H. B. CARRINGTON,
HEADQUARTERS JACKSON'S CAVALRY DIVISION,
Near Courtland, Ala., November 4, 1864.
Major General W. T. SHERMAN,
Commanding U. S. Forces in the Field:
GENERAL: I have the honor herewith to inclose a communication of General Pilow, and to request your favorable consideration of the same. Being actuated by honest and natural motives to remove his large and dependent family south, I feel that you will extend to him the courtesies which he asks. If granted, will you permit his aide-de-camp and son, Lieutenant George M. Pillow, and his nephew, Lieutenant Lem. Long, to accompany and assist him? I have also to request permission for Dr. W. M. Gentry, a surgeon in our army, to accompany the party to remove his family from Bedford County, Tenn., to our lines. May I ask your early attention and reply to this? I will offer my assurances, if the permission is granted, that these gentlemen will pledge themselves to silence.
I have the honor, general, to be, your obedient servant,
W. H. JACKSON,
TUSCUMBIA, ALA., November 2, 1864.
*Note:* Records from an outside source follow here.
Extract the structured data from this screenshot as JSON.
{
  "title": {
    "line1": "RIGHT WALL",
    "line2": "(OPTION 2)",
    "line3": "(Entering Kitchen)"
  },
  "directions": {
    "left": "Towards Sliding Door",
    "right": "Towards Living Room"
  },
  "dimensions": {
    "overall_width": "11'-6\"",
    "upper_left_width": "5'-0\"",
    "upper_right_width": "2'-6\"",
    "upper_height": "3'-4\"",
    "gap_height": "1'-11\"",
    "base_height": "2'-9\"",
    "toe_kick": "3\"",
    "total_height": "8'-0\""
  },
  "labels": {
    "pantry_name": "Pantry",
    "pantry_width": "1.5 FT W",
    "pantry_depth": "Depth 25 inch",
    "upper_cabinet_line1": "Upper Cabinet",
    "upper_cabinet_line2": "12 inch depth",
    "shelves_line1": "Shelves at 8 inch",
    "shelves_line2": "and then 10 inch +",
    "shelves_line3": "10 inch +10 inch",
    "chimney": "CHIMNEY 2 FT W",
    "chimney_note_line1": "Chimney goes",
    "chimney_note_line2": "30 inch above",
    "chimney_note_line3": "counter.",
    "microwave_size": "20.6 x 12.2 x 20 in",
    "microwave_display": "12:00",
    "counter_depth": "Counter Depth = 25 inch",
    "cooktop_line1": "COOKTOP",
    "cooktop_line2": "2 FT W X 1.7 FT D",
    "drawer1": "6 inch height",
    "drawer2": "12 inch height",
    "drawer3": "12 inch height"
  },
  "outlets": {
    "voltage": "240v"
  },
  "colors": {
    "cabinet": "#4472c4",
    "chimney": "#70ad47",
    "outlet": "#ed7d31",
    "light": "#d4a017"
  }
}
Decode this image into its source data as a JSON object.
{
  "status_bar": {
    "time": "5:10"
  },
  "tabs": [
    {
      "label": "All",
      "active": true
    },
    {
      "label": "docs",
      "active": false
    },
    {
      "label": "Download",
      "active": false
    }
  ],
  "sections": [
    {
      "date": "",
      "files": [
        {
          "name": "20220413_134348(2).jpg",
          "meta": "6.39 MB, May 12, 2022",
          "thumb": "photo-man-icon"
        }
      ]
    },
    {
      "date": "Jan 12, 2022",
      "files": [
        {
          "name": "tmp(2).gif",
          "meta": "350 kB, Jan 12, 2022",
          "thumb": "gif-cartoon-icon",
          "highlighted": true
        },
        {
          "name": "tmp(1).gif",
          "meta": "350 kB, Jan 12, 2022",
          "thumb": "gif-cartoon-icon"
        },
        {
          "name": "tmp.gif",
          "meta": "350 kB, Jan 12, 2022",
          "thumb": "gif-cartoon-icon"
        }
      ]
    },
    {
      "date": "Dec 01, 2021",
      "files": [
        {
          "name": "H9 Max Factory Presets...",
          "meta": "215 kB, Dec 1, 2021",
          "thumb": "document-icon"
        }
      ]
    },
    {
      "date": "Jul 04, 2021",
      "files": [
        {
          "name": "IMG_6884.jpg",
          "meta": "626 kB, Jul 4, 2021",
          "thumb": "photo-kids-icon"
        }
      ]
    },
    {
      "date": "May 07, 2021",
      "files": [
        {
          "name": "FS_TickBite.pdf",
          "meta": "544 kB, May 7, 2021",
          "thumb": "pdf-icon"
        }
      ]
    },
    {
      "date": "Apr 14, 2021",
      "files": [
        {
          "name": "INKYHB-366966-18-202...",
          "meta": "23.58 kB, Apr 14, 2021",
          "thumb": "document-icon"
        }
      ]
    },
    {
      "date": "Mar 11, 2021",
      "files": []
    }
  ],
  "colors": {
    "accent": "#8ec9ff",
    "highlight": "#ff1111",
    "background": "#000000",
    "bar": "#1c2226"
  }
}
SIR: I have received information that my residence and the home of my family, near Columbia, has been sold, or is to be sold in a short time, by decree of confiscation, and that my family are to be turned out of becomes a necessity, and I send this communication to get your permission for their removal and your safeguard for such carriages and horses or mules and wagons as may be necessary to bring out such personal baggage as they may be allowed to remove. All my large estate having been confiscated by authority of your Government, and my family thus reduced to poverty, they are left without the means of getting out. My family consists of a wife and six daughters (nearly all unwed ladies) and a little son nearly eleven years old. Under such circumstances, I will accept it as a personal courtesy, amenitory of the harshness of this war, if you would permit me to go in person to my residence to make the necessary arrangements for their removal, and to carry with me, under your safeguard, such means of transportation as I may be able to command here and such carriages as I may be able to procure from my friends there. I also respectfully ask that you will allow such servants of my family as may choose voluntarily to come with them to do so, that having been allowed to the citizens of Atlanta. If the application is not allowed in the form presented, you will confer a favor